- WHAT THE TASK REQUIRES
Give the data below again, word for word.

Stored items from a collection:
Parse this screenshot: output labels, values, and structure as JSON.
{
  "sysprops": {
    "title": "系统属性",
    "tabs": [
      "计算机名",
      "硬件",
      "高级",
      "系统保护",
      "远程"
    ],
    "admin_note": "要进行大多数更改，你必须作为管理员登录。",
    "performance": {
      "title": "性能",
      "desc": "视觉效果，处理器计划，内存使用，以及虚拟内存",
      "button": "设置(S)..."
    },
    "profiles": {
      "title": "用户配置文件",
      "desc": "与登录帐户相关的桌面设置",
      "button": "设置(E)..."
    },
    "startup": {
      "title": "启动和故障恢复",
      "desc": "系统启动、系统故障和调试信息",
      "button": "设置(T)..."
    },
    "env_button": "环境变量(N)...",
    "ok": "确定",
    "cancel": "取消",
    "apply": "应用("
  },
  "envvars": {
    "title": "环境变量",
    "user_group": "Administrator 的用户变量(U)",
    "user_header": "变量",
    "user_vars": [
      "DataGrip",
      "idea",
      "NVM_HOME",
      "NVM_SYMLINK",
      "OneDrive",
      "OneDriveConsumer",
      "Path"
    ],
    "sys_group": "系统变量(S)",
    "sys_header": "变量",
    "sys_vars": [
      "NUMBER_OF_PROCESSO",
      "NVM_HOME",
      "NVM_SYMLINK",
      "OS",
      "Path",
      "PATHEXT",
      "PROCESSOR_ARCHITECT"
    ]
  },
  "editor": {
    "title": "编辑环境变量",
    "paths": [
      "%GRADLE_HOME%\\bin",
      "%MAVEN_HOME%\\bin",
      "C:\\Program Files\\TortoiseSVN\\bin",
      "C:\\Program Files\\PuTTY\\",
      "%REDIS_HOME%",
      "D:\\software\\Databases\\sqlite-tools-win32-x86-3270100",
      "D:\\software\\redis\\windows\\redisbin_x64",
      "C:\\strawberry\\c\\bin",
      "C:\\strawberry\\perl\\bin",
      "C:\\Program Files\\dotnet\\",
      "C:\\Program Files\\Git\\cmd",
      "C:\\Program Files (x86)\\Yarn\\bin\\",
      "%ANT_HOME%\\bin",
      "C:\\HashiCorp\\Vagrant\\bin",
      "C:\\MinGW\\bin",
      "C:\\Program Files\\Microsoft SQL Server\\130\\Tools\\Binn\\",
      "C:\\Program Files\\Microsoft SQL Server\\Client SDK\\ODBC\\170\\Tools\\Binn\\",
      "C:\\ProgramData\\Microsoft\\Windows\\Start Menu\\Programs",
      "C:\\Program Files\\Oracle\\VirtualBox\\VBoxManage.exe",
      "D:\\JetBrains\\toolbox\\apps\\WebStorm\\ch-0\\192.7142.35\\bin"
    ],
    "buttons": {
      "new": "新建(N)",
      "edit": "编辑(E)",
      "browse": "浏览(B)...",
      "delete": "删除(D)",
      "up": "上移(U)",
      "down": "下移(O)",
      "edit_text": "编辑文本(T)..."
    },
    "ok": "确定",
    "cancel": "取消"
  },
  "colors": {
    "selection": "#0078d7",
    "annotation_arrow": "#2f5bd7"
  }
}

- RESULT FOR THIS EXERCISE
Parse this screenshot: output labels, values, and structure as JSON.
{
  "sysprops": {
    "title": "系统属性",
    "tabs": [
      "计算机名",
      "硬件",
      "高级",
      "系统保护",
      "远程"
    ],
    "admin_note": "要进行大多数更改，你必须作为管理员登录。",
    "performance": {
      "title": "性能",
      "desc": "视觉效果，处理器计划，内存使用，以及虚拟内存",
      "button": "设置(S)..."
    },
    "profiles": {
      "title": "用户配置文件",
      "desc": "与登录帐户相关的桌面设置",
      "button": "设置(E)..."
    },
    "startup": {
      "title": "启动和故障恢复",
      "desc": "系统启动、系统故障和调试信息",
      "button": "设置(T)..."
    },
    "env_button": "环境变量(N)...",
    "ok": "确定",
    "cancel": "取消",
    "apply": "应用("
  },
  "envvars": {
    "title": "环境变量",
    "user_group": "Administrator 的用户变量(U)",
    "user_header": "变量",
    "user_vars": [
      "DataGrip",
      "idea",
      "NVM_HOME",
      "NVM_SYMLINK",
      "OneDrive",
      "OneDriveConsumer",
      "Path"
    ],
    "sys_group": "系统变量(S)",
    "sys_header": "变量",
    "sys_vars": [
      "NUMBER_OF_PROCESSO",
      "NVM_HOME",
      "NVM_SYMLINK",
      "OS",
      "Path",
      "PATHEXT",
      "PROCESSOR_ARCHITECT"
    ]
  },
  "editor": {
    "title": "编辑环境变量",
    "paths": [
      "%GRADLE_HOME%\\bin",
      "%MAVEN_HOME%\\bin",
      "C:\\Program Files\\TortoiseSVN\\bin",
      "C:\\Program Files\\PuTTY\\",
      "%REDIS_HOME%",
      "D:\\software\\Databases\\sqlite-tools-win32-x86-3270100",
      "D:\\software\\redis\\windows\\redisbin_x64",
      "C:\\strawberry\\c\\bin",
      "C:\\strawberry\\perl\\bin",
      "C:\\Program Files\\dotnet\\",
      "C:\\Program Files\\Git\\cmd",
      "C:\\Program Files (x86)\\Yarn\\bin\\",
      "%ANT_HOME%\\bin",
      "C:\\HashiCorp\\Vagrant\\bin",
      "C:\\MinGW\\bin",
      "C:\\Program Files\\Microsoft SQL Server\\130\\Tools\\Binn\\",
      "C:\\Program Files\\Microsoft SQL Server\\Client SDK\\ODBC\\170\\Tools\\Binn\\",
      "C:\\ProgramData\\Microsoft\\Windows\\Start Menu\\Programs",
      "C:\\Program Files\\Oracle\\VirtualBox\\VBoxManage.exe",
      "D:\\JetBrains\\toolbox\\apps\\WebStorm\\ch-0\\192.7142.35\\bin"
    ],
    "buttons": {
      "new": "新建(N)",
      "edit": "编辑(E)",
      "browse": "浏览(B)...",
      "delete": "删除(D)",
      "up": "上移(U)",
      "down": "下移(O)",
      "edit_text": "编辑文本(T)..."
    },
    "ok": "确定",
    "cancel": "取消"
  },
  "colors": {
    "selection": "#0078d7",
    "annotation_arrow": "#2f5bd7"
  }
}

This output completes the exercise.